- Substance over form for startup engagement. Interacting with startups or third parties for a specific project is of paramount importance. However, paper milestones (such as a proof of concept) should not give false comfort that a prospective investment satisfies a strategic and/or financial hurdle. A PoC may be necessary but it is not a sufficient condition for investment.
- An incumbent needs to bring something special to the table when interacting with a startup.Simply digesting the startup’s value proposition leads directly to a vendor/client relationship that should be avoided at all costs. Vendors are fine but they are not strategic. Too many incumbents chase vendor solutions instead of strategic engagements. In other words, very few incumbents are investing in Horizon 3 startups. Many are easily seduced into Horizon 1 startup investments that could just as easily be vendor relationships. As such, careful examination of what the startup needs and how the startup’s platform or technology can be enhanced (e.g., with data or subject matter expertise) to produce something different or superior is the key to delivering real and sustainable returns. Hence, my comments above on the meaninglessness of proof of concepts as a strategic relationship. Strategic investments do not require a PoC, particularly Horizon 2 or 3.
- Strategic and financial returns require a practical risk-taking ethos.In general, bank employees are in the business of managing risk while innovation is all about taking risks. These approaches are at odds with one another. A healthy risk appetite in the context of a balanced organizational structure is of great importance.
- Innovation inputs require a holistic approach and innovation outputs should be treated holistically. By that I mean that innovation is not only about adopting new technologies, or designing a new work-flow.
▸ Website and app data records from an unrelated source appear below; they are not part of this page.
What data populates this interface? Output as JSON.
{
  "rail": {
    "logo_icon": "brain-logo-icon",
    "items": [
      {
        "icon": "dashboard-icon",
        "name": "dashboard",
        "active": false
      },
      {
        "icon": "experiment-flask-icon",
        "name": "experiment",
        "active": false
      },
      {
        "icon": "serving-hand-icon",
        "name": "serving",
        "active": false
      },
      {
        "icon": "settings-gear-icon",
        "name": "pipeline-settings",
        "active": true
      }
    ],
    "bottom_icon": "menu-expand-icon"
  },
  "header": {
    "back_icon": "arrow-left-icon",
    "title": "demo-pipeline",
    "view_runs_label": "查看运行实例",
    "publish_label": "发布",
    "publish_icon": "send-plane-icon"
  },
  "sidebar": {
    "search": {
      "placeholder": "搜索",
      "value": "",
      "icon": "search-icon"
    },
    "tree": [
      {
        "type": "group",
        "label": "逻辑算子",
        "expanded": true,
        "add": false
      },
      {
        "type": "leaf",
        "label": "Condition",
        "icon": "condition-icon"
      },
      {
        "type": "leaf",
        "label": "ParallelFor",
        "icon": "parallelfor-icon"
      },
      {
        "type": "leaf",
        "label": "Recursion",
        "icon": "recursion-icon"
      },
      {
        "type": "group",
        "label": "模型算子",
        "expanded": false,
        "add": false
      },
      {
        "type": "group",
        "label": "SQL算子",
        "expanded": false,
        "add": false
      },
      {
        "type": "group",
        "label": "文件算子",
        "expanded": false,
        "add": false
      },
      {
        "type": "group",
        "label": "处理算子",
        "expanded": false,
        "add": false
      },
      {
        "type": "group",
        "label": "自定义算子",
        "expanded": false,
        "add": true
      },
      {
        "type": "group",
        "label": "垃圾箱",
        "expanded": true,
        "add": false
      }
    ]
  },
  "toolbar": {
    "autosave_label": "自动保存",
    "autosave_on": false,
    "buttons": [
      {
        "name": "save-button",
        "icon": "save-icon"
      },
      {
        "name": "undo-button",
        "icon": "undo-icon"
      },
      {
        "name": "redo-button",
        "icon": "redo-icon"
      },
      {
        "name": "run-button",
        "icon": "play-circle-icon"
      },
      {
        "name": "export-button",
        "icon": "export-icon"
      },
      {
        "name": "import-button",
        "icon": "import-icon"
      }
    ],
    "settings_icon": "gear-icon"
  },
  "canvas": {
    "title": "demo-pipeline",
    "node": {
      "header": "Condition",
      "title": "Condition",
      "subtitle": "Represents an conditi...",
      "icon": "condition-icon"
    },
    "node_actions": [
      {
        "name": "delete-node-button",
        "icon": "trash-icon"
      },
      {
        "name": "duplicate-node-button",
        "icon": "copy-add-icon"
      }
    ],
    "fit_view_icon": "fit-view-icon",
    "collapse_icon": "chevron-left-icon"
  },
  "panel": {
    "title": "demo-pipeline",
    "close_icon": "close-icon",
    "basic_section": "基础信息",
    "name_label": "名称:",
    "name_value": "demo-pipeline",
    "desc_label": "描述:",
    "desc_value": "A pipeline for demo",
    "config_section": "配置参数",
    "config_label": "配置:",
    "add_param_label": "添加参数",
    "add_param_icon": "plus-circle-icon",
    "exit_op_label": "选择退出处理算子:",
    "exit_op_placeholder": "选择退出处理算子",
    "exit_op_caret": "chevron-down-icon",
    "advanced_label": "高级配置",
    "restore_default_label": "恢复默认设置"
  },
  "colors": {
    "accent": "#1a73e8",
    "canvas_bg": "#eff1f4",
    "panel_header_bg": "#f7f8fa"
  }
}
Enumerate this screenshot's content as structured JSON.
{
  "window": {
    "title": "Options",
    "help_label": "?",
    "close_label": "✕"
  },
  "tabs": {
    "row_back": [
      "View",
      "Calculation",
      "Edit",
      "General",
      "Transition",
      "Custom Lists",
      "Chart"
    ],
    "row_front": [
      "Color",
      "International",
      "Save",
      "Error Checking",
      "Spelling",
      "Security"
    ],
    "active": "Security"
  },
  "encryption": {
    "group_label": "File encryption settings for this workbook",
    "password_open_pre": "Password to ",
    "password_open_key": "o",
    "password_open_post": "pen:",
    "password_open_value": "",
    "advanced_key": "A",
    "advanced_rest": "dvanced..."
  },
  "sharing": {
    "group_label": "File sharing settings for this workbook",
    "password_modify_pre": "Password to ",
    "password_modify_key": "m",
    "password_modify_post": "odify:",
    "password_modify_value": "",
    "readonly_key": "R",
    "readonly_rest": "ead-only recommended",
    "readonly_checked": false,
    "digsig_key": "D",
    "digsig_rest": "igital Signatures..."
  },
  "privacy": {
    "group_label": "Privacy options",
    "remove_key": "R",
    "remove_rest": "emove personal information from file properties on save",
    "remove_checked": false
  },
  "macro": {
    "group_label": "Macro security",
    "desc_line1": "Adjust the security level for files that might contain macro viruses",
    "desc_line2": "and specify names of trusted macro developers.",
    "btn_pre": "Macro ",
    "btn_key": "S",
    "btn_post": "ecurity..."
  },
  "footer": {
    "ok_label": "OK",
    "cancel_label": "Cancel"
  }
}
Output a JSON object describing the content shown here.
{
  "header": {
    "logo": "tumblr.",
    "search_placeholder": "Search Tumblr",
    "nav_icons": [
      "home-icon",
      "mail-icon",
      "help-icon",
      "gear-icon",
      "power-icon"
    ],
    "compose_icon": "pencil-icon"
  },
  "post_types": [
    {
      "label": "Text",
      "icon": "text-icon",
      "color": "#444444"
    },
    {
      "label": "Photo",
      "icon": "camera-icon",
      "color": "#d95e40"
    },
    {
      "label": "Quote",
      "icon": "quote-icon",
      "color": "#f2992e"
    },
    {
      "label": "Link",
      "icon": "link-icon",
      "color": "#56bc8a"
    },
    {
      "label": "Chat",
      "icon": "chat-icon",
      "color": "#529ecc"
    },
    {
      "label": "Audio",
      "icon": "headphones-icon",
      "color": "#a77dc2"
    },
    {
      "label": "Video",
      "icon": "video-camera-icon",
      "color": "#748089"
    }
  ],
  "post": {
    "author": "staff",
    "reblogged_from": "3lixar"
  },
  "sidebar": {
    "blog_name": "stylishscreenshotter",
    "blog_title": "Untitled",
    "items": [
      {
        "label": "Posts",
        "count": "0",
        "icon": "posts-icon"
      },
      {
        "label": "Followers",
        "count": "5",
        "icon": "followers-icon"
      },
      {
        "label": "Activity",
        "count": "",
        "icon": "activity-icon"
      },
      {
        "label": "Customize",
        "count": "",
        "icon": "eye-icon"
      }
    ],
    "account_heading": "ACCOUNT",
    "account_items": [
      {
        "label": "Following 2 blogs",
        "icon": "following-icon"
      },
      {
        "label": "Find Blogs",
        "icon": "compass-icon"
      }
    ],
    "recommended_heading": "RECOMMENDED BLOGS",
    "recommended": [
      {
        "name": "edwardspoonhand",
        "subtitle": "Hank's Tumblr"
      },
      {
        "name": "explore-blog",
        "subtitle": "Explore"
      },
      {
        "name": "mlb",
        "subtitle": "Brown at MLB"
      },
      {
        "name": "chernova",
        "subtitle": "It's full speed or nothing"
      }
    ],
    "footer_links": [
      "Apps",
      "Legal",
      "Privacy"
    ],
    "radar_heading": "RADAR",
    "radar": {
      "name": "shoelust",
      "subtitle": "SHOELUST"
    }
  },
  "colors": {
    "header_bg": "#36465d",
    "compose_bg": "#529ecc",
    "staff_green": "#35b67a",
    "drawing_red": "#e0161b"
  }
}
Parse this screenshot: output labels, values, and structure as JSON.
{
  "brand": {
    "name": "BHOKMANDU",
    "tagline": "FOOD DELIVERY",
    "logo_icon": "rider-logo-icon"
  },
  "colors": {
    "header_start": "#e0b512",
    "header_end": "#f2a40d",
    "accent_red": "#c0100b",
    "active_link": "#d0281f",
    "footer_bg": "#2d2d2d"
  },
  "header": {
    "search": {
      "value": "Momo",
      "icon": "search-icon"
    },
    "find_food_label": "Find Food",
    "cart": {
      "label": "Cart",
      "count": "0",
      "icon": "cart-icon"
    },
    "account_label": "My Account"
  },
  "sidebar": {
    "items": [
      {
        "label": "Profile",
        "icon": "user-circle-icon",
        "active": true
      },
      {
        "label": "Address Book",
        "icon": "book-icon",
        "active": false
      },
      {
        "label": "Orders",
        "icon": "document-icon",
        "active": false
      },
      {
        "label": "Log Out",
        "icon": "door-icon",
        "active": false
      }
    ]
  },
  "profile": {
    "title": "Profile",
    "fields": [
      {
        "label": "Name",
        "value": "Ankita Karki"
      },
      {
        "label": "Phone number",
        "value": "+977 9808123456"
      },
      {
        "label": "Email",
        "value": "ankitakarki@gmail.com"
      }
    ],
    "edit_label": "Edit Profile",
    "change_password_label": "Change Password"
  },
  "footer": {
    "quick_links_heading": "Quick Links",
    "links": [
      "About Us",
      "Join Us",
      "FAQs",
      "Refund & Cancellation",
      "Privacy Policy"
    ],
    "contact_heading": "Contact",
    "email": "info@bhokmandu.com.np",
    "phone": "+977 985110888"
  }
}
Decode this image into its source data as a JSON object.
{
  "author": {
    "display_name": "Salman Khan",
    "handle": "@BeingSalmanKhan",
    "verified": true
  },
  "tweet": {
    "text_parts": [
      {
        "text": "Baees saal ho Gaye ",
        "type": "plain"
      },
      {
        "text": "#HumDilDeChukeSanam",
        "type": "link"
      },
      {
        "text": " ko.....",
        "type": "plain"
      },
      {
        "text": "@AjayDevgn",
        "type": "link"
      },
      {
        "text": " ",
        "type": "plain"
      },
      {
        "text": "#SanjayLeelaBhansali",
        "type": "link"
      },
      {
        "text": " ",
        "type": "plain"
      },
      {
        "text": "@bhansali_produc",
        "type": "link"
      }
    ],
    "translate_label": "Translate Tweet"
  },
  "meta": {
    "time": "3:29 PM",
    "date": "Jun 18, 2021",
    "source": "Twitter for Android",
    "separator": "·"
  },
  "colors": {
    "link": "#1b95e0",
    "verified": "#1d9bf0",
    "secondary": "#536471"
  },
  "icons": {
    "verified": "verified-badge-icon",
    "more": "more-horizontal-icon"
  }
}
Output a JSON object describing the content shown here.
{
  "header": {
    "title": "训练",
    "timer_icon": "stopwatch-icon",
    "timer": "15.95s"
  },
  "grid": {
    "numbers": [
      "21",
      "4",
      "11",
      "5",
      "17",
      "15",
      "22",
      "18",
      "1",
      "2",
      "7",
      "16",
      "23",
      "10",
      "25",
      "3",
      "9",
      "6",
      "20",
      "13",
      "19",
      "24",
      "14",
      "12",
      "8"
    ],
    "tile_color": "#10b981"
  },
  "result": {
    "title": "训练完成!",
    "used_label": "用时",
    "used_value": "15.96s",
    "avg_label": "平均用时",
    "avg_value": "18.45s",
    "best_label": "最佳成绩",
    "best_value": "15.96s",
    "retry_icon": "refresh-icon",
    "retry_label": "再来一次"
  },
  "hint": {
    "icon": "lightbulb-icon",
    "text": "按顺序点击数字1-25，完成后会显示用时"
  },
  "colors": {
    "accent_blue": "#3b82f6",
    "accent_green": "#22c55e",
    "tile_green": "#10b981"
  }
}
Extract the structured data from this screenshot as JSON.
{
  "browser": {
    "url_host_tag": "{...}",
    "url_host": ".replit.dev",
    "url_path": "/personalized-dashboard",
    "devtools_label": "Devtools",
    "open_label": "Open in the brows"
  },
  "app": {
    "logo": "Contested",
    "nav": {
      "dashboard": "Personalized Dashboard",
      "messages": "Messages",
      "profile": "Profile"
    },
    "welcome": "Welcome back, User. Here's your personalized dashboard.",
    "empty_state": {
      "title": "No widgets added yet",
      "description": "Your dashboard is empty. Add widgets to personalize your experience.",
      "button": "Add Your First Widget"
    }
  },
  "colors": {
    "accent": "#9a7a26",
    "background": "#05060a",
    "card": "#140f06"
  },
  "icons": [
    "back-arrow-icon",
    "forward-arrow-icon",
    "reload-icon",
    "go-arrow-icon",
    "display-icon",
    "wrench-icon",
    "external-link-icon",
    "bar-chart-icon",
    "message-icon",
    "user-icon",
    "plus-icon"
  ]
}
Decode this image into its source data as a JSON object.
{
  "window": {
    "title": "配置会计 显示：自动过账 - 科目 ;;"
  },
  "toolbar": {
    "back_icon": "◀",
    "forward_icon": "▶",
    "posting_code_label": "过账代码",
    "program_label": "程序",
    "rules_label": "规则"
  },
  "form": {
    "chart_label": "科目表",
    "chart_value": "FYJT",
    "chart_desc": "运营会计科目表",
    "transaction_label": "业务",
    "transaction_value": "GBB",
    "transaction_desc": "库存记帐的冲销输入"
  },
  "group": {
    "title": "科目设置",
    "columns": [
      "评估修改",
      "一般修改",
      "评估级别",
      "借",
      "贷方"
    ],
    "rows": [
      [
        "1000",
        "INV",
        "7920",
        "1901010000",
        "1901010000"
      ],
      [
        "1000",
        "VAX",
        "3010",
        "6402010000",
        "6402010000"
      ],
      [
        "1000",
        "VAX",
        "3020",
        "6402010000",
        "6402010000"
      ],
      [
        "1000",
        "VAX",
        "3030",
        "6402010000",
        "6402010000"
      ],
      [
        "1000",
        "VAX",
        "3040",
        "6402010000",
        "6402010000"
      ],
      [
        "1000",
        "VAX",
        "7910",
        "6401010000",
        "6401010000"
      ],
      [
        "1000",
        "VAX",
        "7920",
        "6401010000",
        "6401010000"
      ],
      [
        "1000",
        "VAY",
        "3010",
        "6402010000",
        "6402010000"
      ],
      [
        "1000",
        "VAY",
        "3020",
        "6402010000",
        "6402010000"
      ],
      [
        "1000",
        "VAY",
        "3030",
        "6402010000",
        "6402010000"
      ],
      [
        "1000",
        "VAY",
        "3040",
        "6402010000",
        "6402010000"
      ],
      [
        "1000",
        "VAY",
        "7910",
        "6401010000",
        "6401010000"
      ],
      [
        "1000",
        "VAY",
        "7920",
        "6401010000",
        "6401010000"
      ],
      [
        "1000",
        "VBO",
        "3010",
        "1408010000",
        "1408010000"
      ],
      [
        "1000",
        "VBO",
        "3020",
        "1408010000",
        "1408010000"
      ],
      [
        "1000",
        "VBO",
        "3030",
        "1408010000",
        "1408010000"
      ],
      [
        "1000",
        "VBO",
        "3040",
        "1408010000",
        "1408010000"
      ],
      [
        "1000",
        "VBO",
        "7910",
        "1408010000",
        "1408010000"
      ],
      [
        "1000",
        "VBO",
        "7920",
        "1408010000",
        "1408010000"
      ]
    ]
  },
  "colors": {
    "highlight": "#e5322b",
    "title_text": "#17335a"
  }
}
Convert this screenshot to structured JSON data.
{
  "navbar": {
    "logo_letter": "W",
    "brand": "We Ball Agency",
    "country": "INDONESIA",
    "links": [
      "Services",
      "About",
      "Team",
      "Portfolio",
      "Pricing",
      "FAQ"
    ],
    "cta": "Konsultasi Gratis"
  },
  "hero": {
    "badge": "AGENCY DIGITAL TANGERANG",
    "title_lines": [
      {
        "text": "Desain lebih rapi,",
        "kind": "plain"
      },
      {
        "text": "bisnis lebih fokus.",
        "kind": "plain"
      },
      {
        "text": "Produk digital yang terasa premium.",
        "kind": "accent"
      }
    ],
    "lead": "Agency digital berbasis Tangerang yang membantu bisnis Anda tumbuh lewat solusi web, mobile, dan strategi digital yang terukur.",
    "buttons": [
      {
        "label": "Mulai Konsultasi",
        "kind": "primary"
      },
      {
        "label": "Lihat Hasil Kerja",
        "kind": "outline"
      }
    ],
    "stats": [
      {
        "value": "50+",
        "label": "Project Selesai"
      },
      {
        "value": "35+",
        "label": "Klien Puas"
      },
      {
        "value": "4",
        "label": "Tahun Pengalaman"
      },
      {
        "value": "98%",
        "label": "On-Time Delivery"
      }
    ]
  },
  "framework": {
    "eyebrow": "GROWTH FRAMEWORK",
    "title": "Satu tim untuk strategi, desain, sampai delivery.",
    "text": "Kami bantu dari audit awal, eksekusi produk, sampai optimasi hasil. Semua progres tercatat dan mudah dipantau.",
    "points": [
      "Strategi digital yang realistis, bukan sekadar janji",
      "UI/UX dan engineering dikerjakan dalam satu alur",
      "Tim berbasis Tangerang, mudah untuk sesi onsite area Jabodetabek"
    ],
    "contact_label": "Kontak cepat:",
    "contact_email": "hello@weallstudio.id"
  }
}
It is about integrating customer needs and business models and employees in a systemic manner (see Horizon 3 ideas). Further, much like with Amazon where innovation for the core business leads to new businesses that were not initially foreseen, applying new technologies to existing banking business groups or processes may lead to broader use cases – for example, a new risk management framework powered by AI for internal uses may be also useful for the bank’s corporate customers.
These are but a few thoughts and lessons I gathered along the way and built in a non-exhaustive way — my own roadmap of innovation and venture investing ideas so to speak. These thoughts are clearly not exhaustive, and will clearly evolve and expand as my venture journey continues. As referenced in my prior post, I will be back to you with some detailed news on my next project in the next several weeks.